Nevertheless, it was continued the following day, and many days thereafter until the design was complete. Performing the act of tattooing members of one’s tribe was considered a sacred act which was performed by a master or a shaman. In most instances it was the master or shaman that determined the type of design, who would receive the tattoo, and when (Losch, 2003). In fact they were highly trained, aware of the meanings of the designs, and highly proficient in the technical art that was involved. As a result, the master or shaman was held in high esteem by all members of the tribe.
The practice of tattooing tribe members went on for many years until the arrival of missionaries in 1797. Soon after their arrival tattooing was banned by the missionaries, it was deemed to go against the Old Testament and was forbidden by Christian churches. Consequently tattooing remained on the fringes of society, in other cases the art of tattooing completely died out, as occurred on the islands of Tonga and Rapanui. As a result many of the original designs were thought to be lost when missionaries banned tattoos after their arrival in the in 1797.
Ironically traditional Polynesian tattoo designs are reappearing due to over 400 notes and drawings that were done by a missionary named Karl Von Steinen (Tahiti Tatou, 2007). Prior to the banning of tattoos by missionaries in 1797 tattoos played an important role in the Polynesian culture. Tattoos had a direct impact on tribal hierarchy. In fact it was possible to determine the island of origin and the status one held in the tribe based on the design of the tattoos, the locations of the tattoos, and the number of tattoos that covered the body.
There were, in fact, differences between male and female members of the tribe when it came to determining the location of the tattoos, the designs of the tattoos, and the quantity of tattoos. The fact that individuals were willing to endure such pain over many days or even weeks is an indication of how important tattooing was to the Polynesian culture.

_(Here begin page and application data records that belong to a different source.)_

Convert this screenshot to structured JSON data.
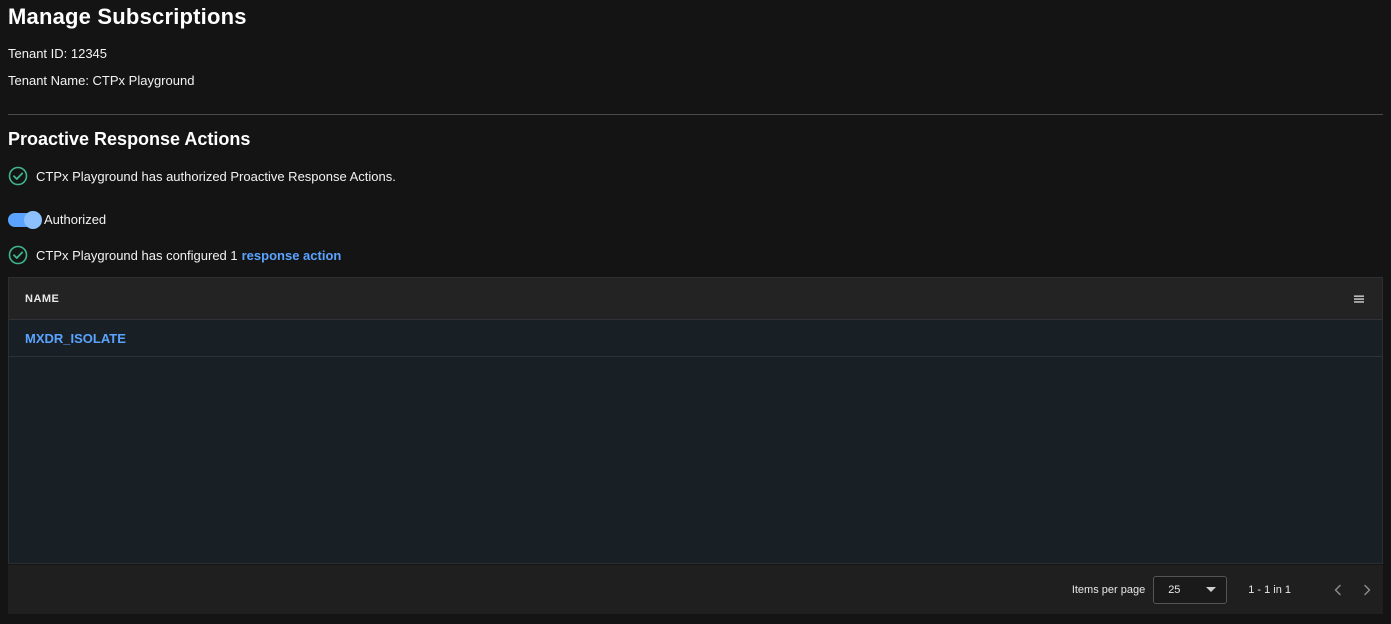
{
  "header": {
    "title": "Manage Subscriptions",
    "tenant_id": "Tenant ID: 12345",
    "tenant_name": "Tenant Name: CTPx Playground"
  },
  "proactive": {
    "title": "Proactive Response Actions",
    "authorized_message": "CTPx Playground has authorized Proactive Response Actions.",
    "toggle_label": "Authorized",
    "toggle_on": true,
    "configured_message": "CTPx Playground has configured 1",
    "configured_link": "response action"
  },
  "table": {
    "columns": [
      "NAME"
    ],
    "rows": [
      {
        "name": "MXDR_ISOLATE"
      }
    ]
  },
  "pagination": {
    "items_per_page_label": "Items per page",
    "items_per_page_value": "25",
    "range_text": "1 - 1 in 1"
  },
  "colors": {
    "accent": "#5aa3ff",
    "success": "#3fb68b",
    "background": "#141414"
  },
  "icons": {
    "status": "check-circle-icon",
    "column_menu": "menu-icon",
    "prev": "chevron-left-icon",
    "next": "chevron-right-icon"
  }
}
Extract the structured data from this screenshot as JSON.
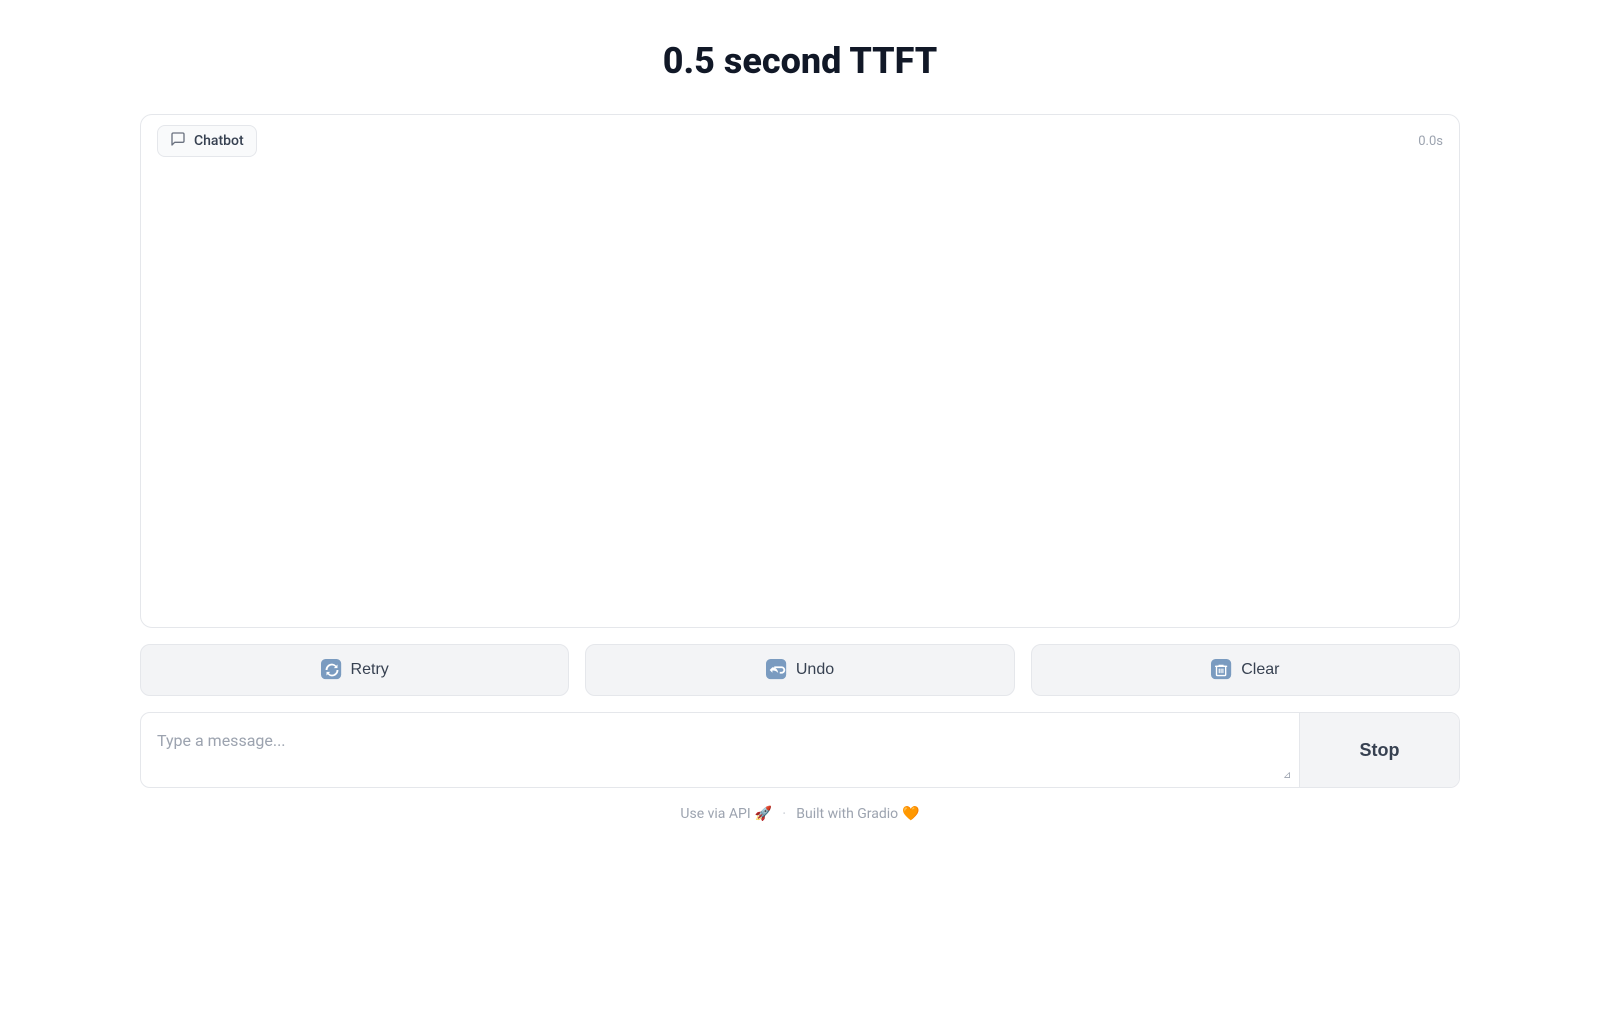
{
  "page": {
    "title": "0.5 second TTFT"
  },
  "chatbot": {
    "label": "Chatbot",
    "timer": "0.0s"
  },
  "buttons": {
    "retry_label": "Retry",
    "undo_label": "Undo",
    "clear_label": "Clear",
    "stop_label": "Stop"
  },
  "input": {
    "placeholder": "Type a message..."
  },
  "footer": {
    "api_label": "Use via API",
    "api_icon": "🚀",
    "separator": "·",
    "built_label": "Built with Gradio",
    "built_icon": "🧡"
  }
}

Try to imagine the pain associated with being tattooed, the only choices available are to proceed with the tattoo or risk being shunned, ostracized, and despised by the tribe.